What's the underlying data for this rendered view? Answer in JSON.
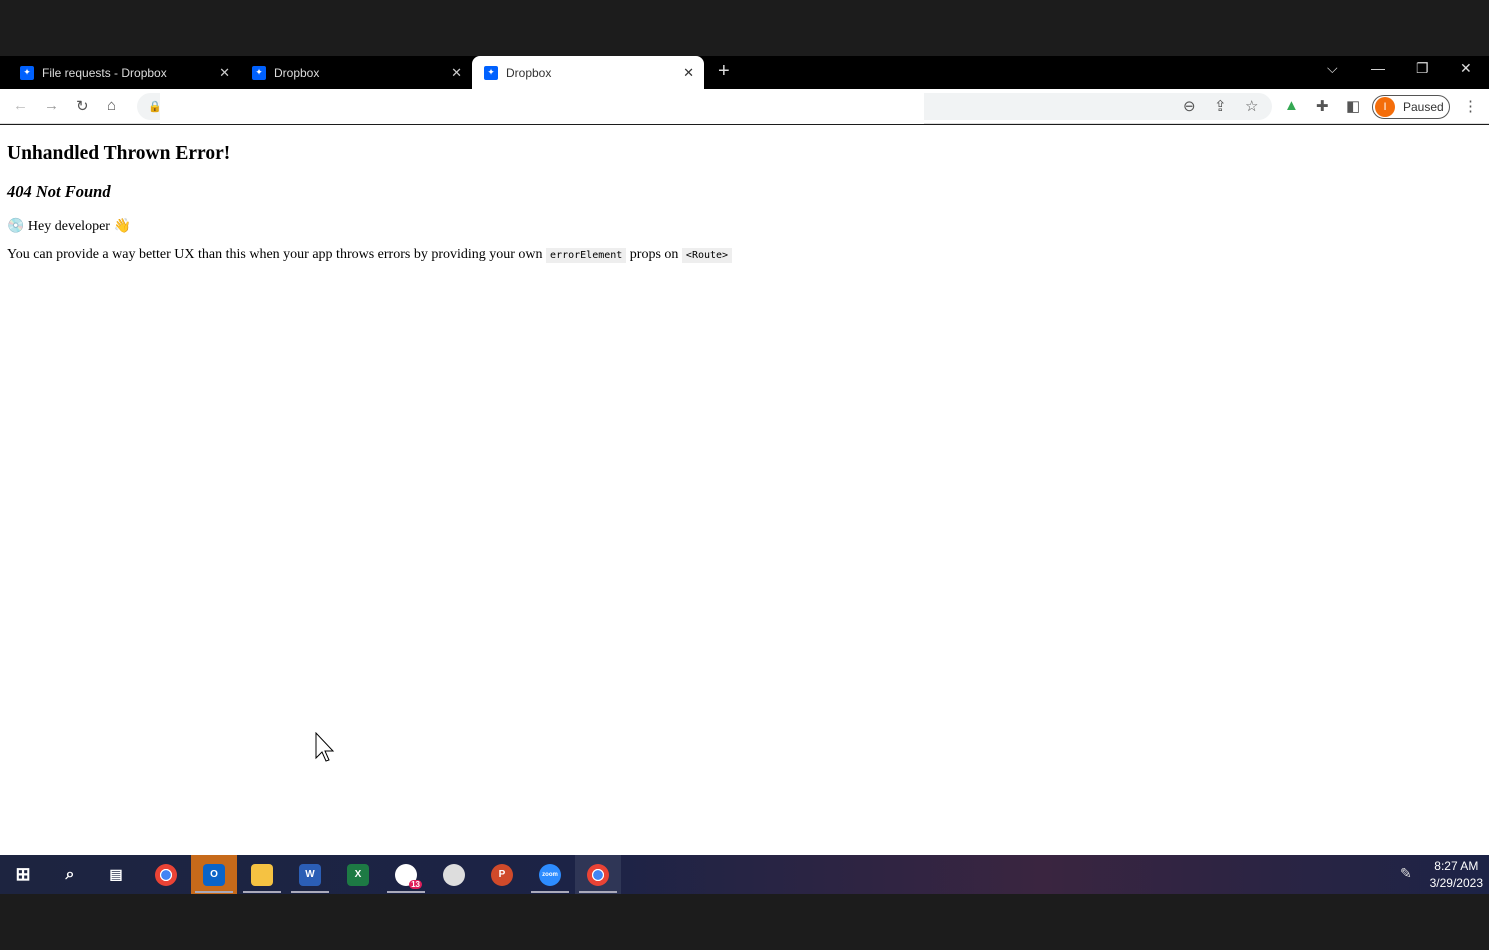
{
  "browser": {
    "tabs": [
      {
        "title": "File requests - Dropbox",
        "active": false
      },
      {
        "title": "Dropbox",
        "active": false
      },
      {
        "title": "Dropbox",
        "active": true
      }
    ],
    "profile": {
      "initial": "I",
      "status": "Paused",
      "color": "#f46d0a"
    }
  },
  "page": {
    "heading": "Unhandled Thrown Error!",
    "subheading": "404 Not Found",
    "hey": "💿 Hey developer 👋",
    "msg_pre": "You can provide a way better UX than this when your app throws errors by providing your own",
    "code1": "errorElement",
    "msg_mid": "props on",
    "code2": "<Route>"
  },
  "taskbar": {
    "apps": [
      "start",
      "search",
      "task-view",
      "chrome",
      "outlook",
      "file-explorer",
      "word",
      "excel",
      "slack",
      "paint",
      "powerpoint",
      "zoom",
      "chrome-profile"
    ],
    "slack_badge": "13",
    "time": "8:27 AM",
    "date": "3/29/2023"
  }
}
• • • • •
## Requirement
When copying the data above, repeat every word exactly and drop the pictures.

## Exercise output
What's the underlying data for this rendered view? Answer in JSON.
{
  "browser": {
    "tabs": [
      {
        "title": "File requests - Dropbox",
        "active": false
      },
      {
        "title": "Dropbox",
        "active": false
      },
      {
        "title": "Dropbox",
        "active": true
      }
    ],
    "profile": {
      "initial": "I",
      "status": "Paused",
      "color": "#f46d0a"
    }
  },
  "page": {
    "heading": "Unhandled Thrown Error!",
    "subheading": "404 Not Found",
    "hey": "💿 Hey developer 👋",
    "msg_pre": "You can provide a way better UX than this when your app throws errors by providing your own",
    "code1": "errorElement",
    "msg_mid": "props on",
    "code2": "<Route>"
  },
  "taskbar": {
    "apps": [
      "start",
      "search",
      "task-view",
      "chrome",
      "outlook",
      "file-explorer",
      "word",
      "excel",
      "slack",
      "paint",
      "powerpoint",
      "zoom",
      "chrome-profile"
    ],
    "slack_badge": "13",
    "time": "8:27 AM",
    "date": "3/29/2023"
  }
}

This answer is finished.